- DATASET RECORDS:
::::::::::
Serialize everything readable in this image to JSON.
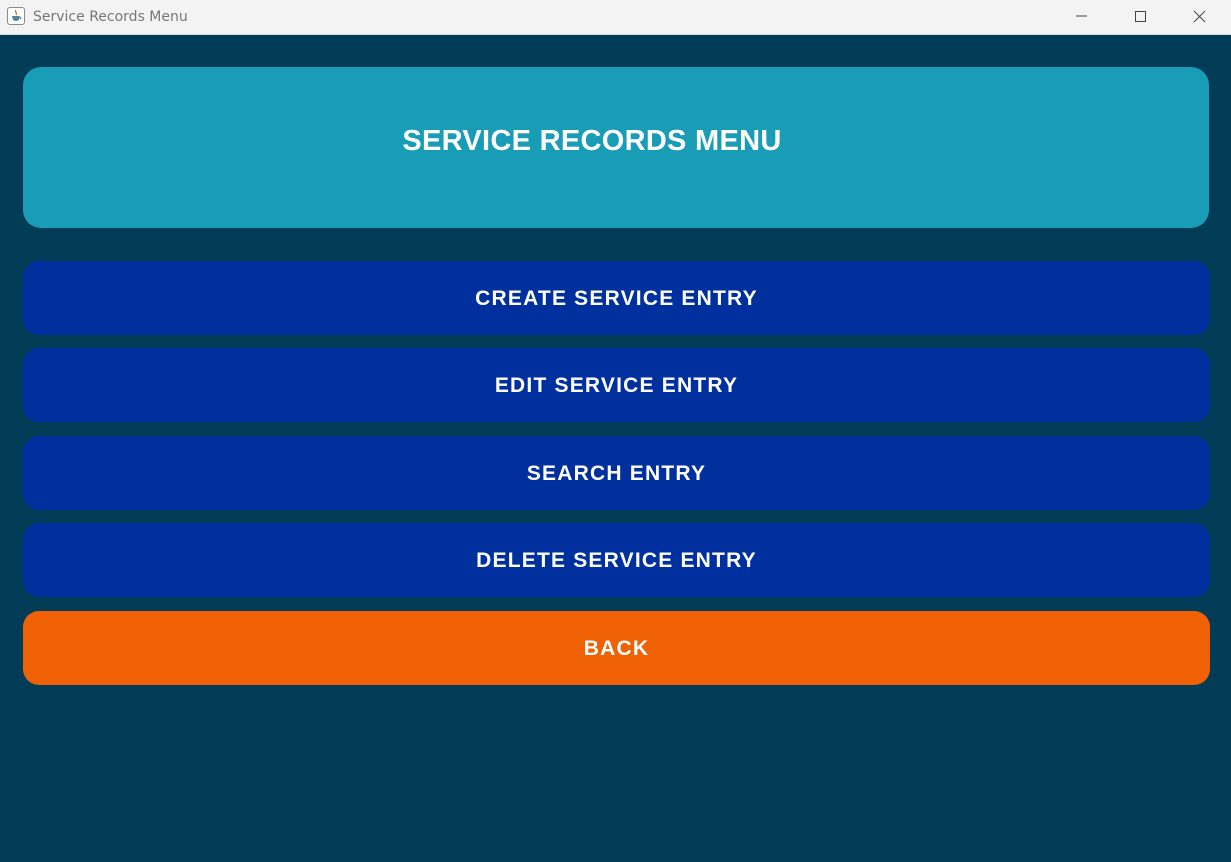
{
  "window": {
    "title": "Service Records Menu",
    "icons": {
      "app": "java-cup-icon",
      "minimize": "minimize-icon",
      "maximize": "maximize-icon",
      "close": "close-icon"
    }
  },
  "header": {
    "title": "SERVICE RECORDS MENU"
  },
  "menu": {
    "create_label": "CREATE SERVICE ENTRY",
    "edit_label": "EDIT SERVICE ENTRY",
    "search_label": "SEARCH ENTRY",
    "delete_label": "DELETE SERVICE ENTRY",
    "back_label": "BACK"
  },
  "colors": {
    "background": "#023c57",
    "header_panel": "#199cb6",
    "menu_button": "#002f9e",
    "back_button": "#ef6104",
    "button_text": "#ffffff"
  }
}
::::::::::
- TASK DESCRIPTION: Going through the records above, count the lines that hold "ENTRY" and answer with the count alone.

- WRITTEN SOLUTION: 4